In the meantime, Gretzky has made himself at home. On arriving from Indy he entered the Oiler locker room, took one look at the strapping form of Dave Semenko, a 6'3" left wing nicknamed "Cement," and cracked, "I want this guy on my line so I can look after him." Gretzky cavorts around the ice at practices with a smile on his face and actually sings along when O Canada is played before games.
But Gretzky realizes that his youth sets him apart from other pro players. He will be able to drink with the boys when he turns 18 on January 26, but the fact remains that the next-youngest Oiler, rookie Wing Dave Hunter, is nearly three years his elder, and that other teammates are old enough to be his father.
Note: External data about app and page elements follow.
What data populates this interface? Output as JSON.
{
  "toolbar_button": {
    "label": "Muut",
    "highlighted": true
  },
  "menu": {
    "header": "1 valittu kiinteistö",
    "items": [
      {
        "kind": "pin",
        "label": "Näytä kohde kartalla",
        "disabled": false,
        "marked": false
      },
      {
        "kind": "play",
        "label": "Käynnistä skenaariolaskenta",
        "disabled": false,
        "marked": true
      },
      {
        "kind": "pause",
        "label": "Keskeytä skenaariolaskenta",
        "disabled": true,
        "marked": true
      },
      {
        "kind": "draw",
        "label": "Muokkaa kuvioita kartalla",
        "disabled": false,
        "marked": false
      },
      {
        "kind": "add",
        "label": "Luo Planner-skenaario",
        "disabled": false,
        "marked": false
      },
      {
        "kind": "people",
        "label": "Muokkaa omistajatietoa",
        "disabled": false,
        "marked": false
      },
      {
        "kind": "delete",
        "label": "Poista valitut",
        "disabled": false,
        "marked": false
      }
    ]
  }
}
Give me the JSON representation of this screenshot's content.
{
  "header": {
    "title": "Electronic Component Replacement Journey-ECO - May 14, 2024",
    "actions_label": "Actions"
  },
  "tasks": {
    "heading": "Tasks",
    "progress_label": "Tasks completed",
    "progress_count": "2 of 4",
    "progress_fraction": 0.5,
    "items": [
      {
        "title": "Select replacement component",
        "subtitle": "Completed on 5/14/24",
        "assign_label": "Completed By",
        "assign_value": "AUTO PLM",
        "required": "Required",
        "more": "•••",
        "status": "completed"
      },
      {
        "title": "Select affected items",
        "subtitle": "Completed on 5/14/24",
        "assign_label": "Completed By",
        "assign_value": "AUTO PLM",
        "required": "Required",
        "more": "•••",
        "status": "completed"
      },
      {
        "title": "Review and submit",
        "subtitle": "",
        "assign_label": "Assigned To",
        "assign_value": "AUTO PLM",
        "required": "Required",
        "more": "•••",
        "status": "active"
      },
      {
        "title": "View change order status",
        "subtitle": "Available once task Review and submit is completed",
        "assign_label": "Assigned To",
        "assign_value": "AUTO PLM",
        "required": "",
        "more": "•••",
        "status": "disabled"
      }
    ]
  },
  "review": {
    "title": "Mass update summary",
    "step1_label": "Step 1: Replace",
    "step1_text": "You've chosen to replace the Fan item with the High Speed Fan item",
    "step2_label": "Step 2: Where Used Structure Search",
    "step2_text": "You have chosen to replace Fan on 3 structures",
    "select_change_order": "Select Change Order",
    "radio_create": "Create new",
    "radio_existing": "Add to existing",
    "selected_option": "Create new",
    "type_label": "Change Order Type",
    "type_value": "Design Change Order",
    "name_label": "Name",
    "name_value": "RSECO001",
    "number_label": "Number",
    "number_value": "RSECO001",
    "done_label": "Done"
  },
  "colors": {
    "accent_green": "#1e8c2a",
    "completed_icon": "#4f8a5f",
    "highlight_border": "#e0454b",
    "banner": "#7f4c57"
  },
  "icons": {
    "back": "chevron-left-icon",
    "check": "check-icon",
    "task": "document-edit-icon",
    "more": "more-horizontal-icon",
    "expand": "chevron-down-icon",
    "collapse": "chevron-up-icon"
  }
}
Last week Pocklington ran Oiler players and their wives through a three-day "positive thinking" course for executives that dealt with subjects such as child rearing and family finances. When the final all-day session ended, Gretzky wearily admitted, "I wondered what I was doing there."
With his parents 2,100 miles away in Brantford, Ontario, Gretzky is boarding with a family in Edmonton. Except for a 1979 Thunderbird, he has few extravagances and, rather than squander his newfound riches, submits to an allowance so stringent that teammates applauded the other day when he decided to buy a plastic scraper for cleaning ice off his windshield. Gretzky hopes to enroll in high school next month and—finally—graduate. And, he says, he means to pal around with people his own age. Of course, that didn't prevent him from taking an older woman of 18 out for dinner the other night, his first date in Edmonton.
"When I'm 23 I don't want to look back and feel I missed being a teen-ager," Gretzky says. "I want to be a hockey player and a normal 17-year-old. People say, 'Aren't you missing something playing hockey?' The way I look at it, I'm not missing anything. I'm getting extra."
Gretzky's level-headedness is matched by his faith in his abilities. "He's confident as hell," says Sather. "He firmly believes he's going to be the best player in the world." To gauge his frustration during the Oilers' 8-2 rout last week of Gretzky's former Indianapolis mates in the Coliseum, it can't happen fast enough to suit him. He played well and picked up an assist on a goal by Wing Bill Flett, but couldn't buy a goal himself despite several good chances. One was a breakaway on which he was stopped by Racer Goalie Gary Inness. On the bench, Sather said, "You'll get the next one."
The following day Gretzky was still brooding about the missed breakaway. "In the juniors the goalie wouldn't have stopped that shot," he said, shaking his head. "The goaltending is better in the pros—that's the big difference." He brightened. "Otherwise, there isn't as much slashing and highsticking as there was in the juniors, and they let you play hockey more. I'm actually getting more opportunities than I ever did. In that way, playing here hasn't been that much of an adjustment." He was smiling now. "In fact, it's been pretty easy."
So far, that seems to be the story of the Great Gretzky's life.